+++ Supplied information +++

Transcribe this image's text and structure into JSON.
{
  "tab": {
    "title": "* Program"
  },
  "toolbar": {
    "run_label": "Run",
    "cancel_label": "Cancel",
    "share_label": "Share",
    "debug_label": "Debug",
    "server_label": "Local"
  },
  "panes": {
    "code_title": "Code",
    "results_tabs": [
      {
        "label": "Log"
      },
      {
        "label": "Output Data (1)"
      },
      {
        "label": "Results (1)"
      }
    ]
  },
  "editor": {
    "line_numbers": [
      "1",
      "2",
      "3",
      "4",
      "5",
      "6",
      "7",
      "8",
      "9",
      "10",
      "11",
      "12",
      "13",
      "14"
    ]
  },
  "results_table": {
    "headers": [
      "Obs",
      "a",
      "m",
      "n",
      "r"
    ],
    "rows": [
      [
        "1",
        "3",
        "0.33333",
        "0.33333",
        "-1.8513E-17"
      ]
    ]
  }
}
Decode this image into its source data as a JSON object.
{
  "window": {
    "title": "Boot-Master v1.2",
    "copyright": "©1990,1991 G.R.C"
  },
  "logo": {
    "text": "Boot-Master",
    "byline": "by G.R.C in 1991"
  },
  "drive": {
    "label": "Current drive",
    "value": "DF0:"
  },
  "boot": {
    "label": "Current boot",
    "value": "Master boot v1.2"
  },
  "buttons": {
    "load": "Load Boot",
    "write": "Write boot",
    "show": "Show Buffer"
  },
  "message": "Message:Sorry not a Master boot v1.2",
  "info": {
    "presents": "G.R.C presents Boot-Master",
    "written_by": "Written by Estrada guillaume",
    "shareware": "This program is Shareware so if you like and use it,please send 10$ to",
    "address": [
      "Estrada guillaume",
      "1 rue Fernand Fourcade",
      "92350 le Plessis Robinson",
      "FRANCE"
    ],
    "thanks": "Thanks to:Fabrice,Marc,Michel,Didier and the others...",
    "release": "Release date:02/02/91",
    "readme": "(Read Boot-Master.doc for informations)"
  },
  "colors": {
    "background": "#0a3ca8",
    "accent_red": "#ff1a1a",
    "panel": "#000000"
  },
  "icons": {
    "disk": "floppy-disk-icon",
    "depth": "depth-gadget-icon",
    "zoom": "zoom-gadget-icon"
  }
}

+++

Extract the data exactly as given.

Expected answer ::
Transcribe this image's text and structure into JSON.
{
  "tab": {
    "title": "* Program"
  },
  "toolbar": {
    "run_label": "Run",
    "cancel_label": "Cancel",
    "share_label": "Share",
    "debug_label": "Debug",
    "server_label": "Local"
  },
  "panes": {
    "code_title": "Code",
    "results_tabs": [
      {
        "label": "Log"
      },
      {
        "label": "Output Data (1)"
      },
      {
        "label": "Results (1)"
      }
    ]
  },
  "editor": {
    "line_numbers": [
      "1",
      "2",
      "3",
      "4",
      "5",
      "6",
      "7",
      "8",
      "9",
      "10",
      "11",
      "12",
      "13",
      "14"
    ]
  },
  "results_table": {
    "headers": [
      "Obs",
      "a",
      "m",
      "n",
      "r"
    ],
    "rows": [
      [
        "1",
        "3",
        "0.33333",
        "0.33333",
        "-1.8513E-17"
      ]
    ]
  }
}
Decode this image into its source data as a JSON object.
{
  "window": {
    "title": "Boot-Master v1.2",
    "copyright": "©1990,1991 G.R.C"
  },
  "logo": {
    "text": "Boot-Master",
    "byline": "by G.R.C in 1991"
  },
  "drive": {
    "label": "Current drive",
    "value": "DF0:"
  },
  "boot": {
    "label": "Current boot",
    "value": "Master boot v1.2"
  },
  "buttons": {
    "load": "Load Boot",
    "write": "Write boot",
    "show": "Show Buffer"
  },
  "message": "Message:Sorry not a Master boot v1.2",
  "info": {
    "presents": "G.R.C presents Boot-Master",
    "written_by": "Written by Estrada guillaume",
    "shareware": "This program is Shareware so if you like and use it,please send 10$ to",
    "address": [
      "Estrada guillaume",
      "1 rue Fernand Fourcade",
      "92350 le Plessis Robinson",
      "FRANCE"
    ],
    "thanks": "Thanks to:Fabrice,Marc,Michel,Didier and the others...",
    "release": "Release date:02/02/91",
    "readme": "(Read Boot-Master.doc for informations)"
  },
  "colors": {
    "background": "#0a3ca8",
    "accent_red": "#ff1a1a",
    "panel": "#000000"
  },
  "icons": {
    "disk": "floppy-disk-icon",
    "depth": "depth-gadget-icon",
    "zoom": "zoom-gadget-icon"
  }
}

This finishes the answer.